TASK OBJECTIVE
For each line of the data below, copy it if it holds the word "this".

SUPPLIED RECORDS
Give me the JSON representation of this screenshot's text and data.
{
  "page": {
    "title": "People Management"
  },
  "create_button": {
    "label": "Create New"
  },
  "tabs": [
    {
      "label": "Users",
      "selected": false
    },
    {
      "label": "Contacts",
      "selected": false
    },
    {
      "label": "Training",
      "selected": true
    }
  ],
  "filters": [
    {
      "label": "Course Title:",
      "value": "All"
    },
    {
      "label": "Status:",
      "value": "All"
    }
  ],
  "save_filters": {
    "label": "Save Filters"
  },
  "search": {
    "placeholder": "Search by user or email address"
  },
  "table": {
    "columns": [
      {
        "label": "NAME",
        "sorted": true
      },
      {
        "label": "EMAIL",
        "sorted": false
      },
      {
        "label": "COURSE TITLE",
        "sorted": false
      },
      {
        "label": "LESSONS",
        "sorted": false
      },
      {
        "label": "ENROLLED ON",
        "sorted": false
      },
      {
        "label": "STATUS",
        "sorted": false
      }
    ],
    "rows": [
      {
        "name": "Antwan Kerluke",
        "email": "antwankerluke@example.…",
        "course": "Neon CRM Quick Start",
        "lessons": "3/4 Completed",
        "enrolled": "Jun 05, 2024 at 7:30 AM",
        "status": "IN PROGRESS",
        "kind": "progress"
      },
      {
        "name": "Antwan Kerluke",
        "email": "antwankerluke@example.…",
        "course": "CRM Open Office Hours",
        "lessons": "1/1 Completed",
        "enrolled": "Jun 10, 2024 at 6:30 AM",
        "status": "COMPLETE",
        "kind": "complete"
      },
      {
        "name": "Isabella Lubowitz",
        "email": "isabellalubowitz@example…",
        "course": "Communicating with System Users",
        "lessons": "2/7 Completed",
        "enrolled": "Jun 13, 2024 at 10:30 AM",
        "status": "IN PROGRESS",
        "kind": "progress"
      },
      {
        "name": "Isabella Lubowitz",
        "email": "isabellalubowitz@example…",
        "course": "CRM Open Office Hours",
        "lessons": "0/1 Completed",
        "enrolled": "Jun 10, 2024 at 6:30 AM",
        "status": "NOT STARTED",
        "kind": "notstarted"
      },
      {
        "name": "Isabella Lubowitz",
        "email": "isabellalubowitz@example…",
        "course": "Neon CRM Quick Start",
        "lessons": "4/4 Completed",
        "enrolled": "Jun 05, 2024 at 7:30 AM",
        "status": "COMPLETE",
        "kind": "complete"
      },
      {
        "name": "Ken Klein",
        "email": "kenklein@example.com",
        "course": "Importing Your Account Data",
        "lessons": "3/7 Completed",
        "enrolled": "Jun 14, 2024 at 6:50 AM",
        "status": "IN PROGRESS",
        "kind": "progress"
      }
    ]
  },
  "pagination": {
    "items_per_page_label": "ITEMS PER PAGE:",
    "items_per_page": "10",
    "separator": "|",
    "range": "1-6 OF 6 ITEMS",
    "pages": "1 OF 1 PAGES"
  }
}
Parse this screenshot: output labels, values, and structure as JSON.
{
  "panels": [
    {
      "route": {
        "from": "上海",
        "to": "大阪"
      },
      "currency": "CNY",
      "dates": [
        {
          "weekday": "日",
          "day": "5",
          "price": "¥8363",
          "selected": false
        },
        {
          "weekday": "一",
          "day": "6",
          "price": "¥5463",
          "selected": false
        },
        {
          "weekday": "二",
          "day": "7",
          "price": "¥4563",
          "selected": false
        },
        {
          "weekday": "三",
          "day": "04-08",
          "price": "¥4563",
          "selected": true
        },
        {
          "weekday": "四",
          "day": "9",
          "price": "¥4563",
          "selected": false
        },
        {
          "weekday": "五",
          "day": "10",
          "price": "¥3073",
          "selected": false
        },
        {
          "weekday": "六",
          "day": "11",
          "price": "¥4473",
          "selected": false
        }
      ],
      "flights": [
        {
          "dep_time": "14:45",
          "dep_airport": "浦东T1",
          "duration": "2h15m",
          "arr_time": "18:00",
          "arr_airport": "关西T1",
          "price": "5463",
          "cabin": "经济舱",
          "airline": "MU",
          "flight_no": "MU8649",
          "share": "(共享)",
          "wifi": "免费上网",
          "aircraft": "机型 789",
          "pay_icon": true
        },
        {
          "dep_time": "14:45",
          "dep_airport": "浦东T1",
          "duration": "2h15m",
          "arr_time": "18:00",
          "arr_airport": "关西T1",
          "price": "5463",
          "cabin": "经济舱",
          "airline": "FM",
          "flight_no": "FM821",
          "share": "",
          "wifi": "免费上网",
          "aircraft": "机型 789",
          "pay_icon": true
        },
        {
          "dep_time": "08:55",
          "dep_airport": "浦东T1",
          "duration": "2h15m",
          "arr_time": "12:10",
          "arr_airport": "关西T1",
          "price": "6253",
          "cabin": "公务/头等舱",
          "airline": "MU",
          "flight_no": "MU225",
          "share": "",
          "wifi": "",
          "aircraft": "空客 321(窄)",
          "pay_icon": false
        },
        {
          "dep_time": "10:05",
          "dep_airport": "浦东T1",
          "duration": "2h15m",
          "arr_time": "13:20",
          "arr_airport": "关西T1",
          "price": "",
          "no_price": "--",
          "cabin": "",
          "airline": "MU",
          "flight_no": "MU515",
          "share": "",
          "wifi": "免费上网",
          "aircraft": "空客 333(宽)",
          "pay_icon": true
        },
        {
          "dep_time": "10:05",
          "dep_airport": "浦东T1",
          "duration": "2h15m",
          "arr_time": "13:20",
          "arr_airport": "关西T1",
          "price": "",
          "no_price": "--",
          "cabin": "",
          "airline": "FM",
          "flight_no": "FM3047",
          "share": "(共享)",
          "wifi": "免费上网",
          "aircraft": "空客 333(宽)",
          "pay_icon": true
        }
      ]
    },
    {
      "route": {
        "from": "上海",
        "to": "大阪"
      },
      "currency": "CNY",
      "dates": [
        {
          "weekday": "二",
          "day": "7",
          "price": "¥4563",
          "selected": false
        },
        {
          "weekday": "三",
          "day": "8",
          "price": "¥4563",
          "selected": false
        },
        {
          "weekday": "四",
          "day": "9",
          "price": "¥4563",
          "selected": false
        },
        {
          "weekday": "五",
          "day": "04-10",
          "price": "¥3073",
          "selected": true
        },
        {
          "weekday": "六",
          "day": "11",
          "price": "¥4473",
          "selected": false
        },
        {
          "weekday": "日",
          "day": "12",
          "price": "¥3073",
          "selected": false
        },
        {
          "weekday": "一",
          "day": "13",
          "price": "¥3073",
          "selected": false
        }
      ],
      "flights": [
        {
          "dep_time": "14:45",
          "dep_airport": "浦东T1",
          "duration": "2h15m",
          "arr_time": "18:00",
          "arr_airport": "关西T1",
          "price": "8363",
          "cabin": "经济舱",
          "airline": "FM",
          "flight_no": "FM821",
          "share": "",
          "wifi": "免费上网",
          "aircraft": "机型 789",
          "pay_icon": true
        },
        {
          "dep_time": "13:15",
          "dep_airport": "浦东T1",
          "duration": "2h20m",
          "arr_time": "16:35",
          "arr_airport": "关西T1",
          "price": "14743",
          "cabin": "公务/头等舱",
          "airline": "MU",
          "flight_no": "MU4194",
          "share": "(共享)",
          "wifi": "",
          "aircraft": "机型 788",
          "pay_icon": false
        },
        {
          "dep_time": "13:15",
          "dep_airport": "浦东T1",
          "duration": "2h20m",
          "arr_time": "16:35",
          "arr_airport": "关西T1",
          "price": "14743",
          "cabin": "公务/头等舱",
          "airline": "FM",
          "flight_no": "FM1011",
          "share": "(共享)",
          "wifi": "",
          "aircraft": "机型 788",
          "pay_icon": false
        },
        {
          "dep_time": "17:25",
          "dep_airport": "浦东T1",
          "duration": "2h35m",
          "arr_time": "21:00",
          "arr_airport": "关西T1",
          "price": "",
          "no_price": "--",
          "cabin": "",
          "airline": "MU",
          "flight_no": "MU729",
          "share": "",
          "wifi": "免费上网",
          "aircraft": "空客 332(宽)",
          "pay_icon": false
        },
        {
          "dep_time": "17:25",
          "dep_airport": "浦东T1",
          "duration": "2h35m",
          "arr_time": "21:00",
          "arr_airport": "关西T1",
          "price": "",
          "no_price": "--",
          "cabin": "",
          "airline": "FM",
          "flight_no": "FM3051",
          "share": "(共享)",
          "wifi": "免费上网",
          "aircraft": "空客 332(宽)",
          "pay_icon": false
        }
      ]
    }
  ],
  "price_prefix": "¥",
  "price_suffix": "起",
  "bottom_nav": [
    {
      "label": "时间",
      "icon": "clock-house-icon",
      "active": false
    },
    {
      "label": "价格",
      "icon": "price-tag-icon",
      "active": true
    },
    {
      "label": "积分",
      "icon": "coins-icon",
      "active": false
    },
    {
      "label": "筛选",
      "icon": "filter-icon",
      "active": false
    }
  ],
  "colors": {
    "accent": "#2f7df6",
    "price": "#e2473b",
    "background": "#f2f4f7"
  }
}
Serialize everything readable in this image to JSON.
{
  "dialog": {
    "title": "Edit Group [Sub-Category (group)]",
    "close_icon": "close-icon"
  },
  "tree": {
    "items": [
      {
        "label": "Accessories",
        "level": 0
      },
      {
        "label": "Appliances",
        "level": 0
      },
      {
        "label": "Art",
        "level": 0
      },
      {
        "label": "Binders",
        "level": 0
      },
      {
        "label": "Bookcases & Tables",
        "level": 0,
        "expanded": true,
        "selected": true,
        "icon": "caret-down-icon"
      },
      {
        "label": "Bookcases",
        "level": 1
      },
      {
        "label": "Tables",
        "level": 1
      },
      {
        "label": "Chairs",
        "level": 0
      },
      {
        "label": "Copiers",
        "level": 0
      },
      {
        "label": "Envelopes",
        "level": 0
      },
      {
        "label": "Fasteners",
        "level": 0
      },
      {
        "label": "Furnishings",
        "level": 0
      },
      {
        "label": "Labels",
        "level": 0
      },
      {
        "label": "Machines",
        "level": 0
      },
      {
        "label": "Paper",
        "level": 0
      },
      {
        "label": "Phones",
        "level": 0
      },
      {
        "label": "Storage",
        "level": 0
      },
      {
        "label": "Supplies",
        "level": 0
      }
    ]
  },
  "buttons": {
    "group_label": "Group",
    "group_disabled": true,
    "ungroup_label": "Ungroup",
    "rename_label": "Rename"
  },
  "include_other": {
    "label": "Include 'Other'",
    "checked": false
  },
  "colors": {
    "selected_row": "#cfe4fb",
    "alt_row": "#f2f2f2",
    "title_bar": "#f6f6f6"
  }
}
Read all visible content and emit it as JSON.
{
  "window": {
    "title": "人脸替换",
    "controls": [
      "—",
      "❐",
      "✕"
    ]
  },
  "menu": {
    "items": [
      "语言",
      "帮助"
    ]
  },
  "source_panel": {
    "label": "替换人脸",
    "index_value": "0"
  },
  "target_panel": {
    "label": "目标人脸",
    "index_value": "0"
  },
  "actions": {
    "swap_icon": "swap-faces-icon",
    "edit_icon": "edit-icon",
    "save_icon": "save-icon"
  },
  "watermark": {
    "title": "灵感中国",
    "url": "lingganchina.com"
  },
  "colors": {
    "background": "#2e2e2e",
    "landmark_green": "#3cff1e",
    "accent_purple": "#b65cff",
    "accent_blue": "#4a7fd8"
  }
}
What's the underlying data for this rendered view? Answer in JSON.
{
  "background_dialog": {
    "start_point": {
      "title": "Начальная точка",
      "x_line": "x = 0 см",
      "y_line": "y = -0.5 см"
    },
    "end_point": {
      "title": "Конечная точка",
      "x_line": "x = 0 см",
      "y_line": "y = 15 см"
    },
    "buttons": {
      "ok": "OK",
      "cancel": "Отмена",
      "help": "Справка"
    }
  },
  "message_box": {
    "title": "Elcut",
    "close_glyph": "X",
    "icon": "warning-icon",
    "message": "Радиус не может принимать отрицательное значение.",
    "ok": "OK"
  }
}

EXERCISE RESULT
Give me the JSON representation of this screenshot's text and data.
Parse this screenshot: output labels, values, and structure as JSON.
Serialize everything readable in this image to JSON.
What's the underlying data for this rendered view? Answer in JSON.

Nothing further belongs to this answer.